Representing the 29th District of Texas

Congress must override Medicare veto swiftly

July 15, 2008
Press Release
Washington, D.C. – U.S. Rep. Gene Green (D-Houston) called for a swift congressional override of President Bush’s veto of a Medicare bill that would block physician pay cuts today.
“We need to make sure this bill becomes law as soon as possible so that doctors and patients aren’t affected,” Green said. “If there is any delay we’ll start seeing problems as of tomorrow.”         

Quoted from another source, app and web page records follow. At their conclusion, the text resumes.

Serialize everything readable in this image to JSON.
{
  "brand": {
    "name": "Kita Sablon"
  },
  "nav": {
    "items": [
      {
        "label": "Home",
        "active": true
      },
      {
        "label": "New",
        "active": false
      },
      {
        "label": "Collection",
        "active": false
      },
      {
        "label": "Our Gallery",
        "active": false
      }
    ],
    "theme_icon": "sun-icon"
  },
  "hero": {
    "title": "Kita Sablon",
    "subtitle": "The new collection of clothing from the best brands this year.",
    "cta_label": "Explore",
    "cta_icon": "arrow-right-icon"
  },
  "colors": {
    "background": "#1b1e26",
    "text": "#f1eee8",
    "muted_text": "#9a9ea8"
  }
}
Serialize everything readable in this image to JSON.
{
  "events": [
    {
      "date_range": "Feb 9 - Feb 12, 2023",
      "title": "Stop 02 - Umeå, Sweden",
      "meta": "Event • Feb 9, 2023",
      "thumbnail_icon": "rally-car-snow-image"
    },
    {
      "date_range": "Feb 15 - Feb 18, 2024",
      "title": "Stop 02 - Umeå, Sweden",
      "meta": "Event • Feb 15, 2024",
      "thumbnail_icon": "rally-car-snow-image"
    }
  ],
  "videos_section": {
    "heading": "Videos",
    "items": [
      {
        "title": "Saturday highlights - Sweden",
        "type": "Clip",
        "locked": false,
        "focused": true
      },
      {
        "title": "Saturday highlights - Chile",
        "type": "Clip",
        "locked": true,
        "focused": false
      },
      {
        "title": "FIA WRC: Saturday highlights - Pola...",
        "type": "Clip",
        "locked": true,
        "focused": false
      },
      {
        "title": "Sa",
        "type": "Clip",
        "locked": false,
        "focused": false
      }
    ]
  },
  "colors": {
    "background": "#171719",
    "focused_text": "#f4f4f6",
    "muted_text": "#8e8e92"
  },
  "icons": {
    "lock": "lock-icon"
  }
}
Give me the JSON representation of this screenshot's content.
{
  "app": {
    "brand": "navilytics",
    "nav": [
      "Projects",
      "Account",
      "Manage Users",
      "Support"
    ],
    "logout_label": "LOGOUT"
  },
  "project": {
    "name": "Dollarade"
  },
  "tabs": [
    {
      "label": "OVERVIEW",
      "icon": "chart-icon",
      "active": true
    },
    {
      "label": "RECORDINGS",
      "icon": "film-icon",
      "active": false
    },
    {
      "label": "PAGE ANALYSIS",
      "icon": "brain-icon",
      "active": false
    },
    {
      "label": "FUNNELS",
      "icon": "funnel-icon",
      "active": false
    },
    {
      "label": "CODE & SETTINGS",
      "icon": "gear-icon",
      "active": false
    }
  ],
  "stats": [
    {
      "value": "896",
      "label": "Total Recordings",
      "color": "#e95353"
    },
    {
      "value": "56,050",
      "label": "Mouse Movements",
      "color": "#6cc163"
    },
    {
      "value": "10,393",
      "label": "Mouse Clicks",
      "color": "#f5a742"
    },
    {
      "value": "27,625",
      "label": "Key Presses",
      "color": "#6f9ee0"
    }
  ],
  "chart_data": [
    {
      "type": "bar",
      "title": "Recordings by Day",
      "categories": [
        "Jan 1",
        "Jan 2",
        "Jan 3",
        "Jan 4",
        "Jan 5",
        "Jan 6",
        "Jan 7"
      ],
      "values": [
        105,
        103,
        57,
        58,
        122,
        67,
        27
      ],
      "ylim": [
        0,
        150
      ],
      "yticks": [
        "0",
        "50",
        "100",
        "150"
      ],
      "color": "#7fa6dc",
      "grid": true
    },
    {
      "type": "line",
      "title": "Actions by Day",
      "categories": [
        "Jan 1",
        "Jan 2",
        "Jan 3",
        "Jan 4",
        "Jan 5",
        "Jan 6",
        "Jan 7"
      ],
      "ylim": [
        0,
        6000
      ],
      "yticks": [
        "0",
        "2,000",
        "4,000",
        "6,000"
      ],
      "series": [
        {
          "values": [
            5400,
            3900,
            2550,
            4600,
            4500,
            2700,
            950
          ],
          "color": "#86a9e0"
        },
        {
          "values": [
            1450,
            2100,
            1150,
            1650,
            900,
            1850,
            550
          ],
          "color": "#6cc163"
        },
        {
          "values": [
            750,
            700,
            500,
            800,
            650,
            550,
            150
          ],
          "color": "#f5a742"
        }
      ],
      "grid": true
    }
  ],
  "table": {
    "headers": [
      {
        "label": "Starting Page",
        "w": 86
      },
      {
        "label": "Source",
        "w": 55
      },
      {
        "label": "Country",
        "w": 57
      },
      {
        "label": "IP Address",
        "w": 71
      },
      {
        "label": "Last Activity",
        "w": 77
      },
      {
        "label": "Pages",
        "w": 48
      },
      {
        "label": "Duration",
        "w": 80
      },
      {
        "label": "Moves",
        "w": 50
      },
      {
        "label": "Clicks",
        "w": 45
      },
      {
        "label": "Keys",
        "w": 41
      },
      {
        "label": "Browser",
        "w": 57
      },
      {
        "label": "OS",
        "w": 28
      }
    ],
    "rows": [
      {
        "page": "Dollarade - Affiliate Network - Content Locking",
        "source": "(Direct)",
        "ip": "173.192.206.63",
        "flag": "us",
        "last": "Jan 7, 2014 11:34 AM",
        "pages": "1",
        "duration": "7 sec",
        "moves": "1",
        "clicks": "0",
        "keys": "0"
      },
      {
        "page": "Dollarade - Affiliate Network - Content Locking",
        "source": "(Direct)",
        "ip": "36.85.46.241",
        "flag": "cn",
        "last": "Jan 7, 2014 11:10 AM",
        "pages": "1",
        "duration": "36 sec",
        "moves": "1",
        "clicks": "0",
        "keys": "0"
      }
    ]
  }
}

The Medicare program reimburses physicians who treat seniors using a complex formula based on a number of factors. Green said the formula reduces payments to physicians when the economy goes down – a time when doctors are least able to absorb the extra costs. He said these payment reductions have caused many physicians to hold off on accepting new Medicare patients, withdraw from the program, or retire from medicine altogether. Green said he has consistently advocated a fix for the reimbursement rate in the physician payment program
Medicare Improvements for Patients and Providers Act of 2008 (H.R. 6331) will prevent a payment cut to physicians under Medicare for FY08 and ensures that physicians will receive payment increases of 1.1 percent for FY09; as opposed to the 10.6 percent cut they were scheduled to receive under the old formula. The Senate passed H.R. 6331 on July 9, 2008.
The physician pay cut was scheduled cut to go into effect July 1, 2008, but the Centers for Medicare and Medicaid (CMS) agreed to delay reimbursement for claims submitted after July 1, 2008 until July 15, 2008, before they implemented the scheduled physician payment cut rates to reimbursements to allow Congress time to act on the impending cut. 
Today, CMS must begin releasing payments to physicians with the 10.6 percent rate cut in effect because the President has not signed H.R. 6331 into law or vetoed the bill.
Green said the Administration had indicated they intend to veto the bill. “I hope they will do so quickly so that Congress, which passed the bill with a veto proof margin, can override the veto.”